WHAT YOU HAVE TO DO — Read through the entries below and copy each line where "arrow" turns up.

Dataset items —
------------------------------------------------------------

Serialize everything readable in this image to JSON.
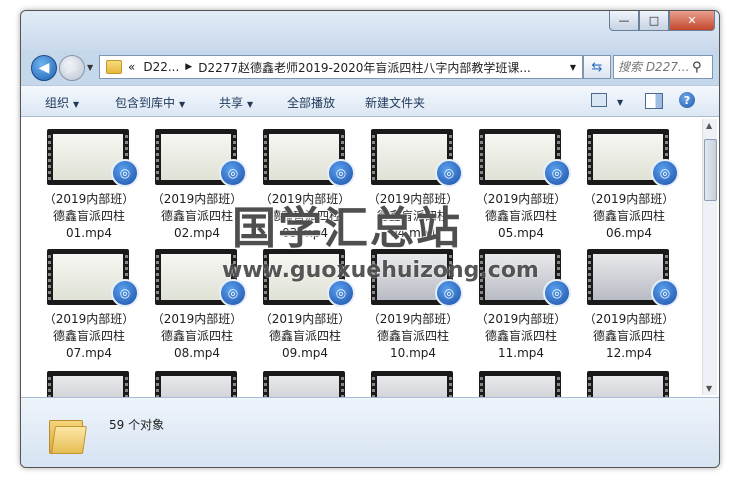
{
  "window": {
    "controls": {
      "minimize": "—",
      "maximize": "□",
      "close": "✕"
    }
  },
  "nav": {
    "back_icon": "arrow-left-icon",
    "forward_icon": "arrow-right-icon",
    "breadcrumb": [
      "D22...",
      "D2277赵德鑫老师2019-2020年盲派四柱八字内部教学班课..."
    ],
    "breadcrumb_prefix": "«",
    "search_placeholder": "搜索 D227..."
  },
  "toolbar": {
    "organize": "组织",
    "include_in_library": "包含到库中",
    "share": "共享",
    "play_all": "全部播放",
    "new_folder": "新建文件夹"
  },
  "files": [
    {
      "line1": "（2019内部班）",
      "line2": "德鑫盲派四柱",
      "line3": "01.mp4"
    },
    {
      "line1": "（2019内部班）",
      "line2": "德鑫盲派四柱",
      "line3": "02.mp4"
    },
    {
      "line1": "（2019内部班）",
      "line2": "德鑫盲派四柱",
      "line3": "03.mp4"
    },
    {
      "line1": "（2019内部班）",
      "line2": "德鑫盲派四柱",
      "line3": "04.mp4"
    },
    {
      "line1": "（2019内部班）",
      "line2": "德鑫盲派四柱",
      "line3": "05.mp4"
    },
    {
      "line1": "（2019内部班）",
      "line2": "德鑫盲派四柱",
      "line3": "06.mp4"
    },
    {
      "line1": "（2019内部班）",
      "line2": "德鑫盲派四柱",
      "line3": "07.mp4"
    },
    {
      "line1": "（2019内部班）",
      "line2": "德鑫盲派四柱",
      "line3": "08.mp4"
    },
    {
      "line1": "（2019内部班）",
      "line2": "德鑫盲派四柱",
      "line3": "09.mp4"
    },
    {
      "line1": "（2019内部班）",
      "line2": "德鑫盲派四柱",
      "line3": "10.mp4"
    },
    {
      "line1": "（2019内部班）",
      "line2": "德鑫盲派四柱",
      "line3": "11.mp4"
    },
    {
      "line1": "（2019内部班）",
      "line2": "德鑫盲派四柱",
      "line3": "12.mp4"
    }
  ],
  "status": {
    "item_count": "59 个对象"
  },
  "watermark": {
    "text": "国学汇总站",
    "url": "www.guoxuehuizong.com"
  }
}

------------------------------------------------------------

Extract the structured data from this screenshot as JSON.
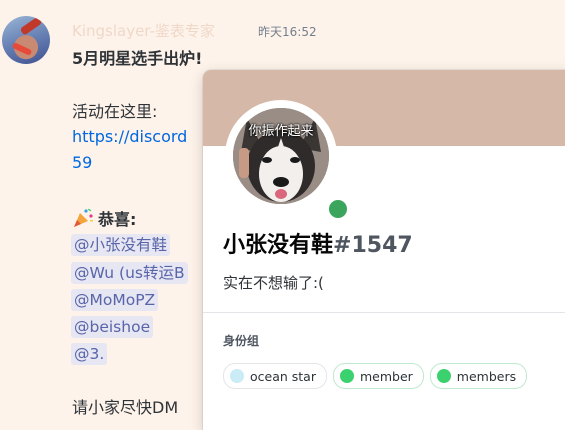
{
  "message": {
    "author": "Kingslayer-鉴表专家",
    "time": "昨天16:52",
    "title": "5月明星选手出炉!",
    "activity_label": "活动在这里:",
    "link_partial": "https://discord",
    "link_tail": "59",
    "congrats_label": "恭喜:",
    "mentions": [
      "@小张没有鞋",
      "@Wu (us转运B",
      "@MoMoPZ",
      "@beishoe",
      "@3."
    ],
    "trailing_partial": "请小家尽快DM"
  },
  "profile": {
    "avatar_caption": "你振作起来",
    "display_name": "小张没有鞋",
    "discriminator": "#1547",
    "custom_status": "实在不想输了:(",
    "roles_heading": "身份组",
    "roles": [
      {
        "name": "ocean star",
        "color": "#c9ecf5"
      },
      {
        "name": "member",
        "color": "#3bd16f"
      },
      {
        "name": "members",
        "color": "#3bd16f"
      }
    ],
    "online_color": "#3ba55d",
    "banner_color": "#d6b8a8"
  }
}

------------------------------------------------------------

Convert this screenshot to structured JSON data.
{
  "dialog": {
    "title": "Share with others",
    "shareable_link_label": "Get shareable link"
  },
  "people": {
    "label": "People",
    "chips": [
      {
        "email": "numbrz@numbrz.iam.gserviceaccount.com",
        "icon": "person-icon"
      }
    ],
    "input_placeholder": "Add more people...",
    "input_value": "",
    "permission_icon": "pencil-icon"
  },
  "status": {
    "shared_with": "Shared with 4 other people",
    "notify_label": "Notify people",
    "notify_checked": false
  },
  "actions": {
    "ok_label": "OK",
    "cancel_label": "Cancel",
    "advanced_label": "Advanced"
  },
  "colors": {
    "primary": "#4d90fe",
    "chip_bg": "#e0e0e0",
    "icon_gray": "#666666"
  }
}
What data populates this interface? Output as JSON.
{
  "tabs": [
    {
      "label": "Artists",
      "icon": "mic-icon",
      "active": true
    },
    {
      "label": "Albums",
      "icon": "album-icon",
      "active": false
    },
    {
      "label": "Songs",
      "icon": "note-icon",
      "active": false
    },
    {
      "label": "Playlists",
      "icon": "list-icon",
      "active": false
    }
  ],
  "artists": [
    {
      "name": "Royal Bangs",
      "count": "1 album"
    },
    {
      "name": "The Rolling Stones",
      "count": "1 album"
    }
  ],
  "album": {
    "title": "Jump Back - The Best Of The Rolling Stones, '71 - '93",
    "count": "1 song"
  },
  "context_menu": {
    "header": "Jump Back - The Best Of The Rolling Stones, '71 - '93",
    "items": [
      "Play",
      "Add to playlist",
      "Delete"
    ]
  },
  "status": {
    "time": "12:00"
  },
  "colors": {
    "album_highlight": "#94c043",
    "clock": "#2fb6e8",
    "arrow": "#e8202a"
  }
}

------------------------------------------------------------

RESULT OF THE TASK —
    "back_icon": "arrow-left-icon",
    "forward_icon": "arrow-right-icon",
    "arrow": "#e8202a"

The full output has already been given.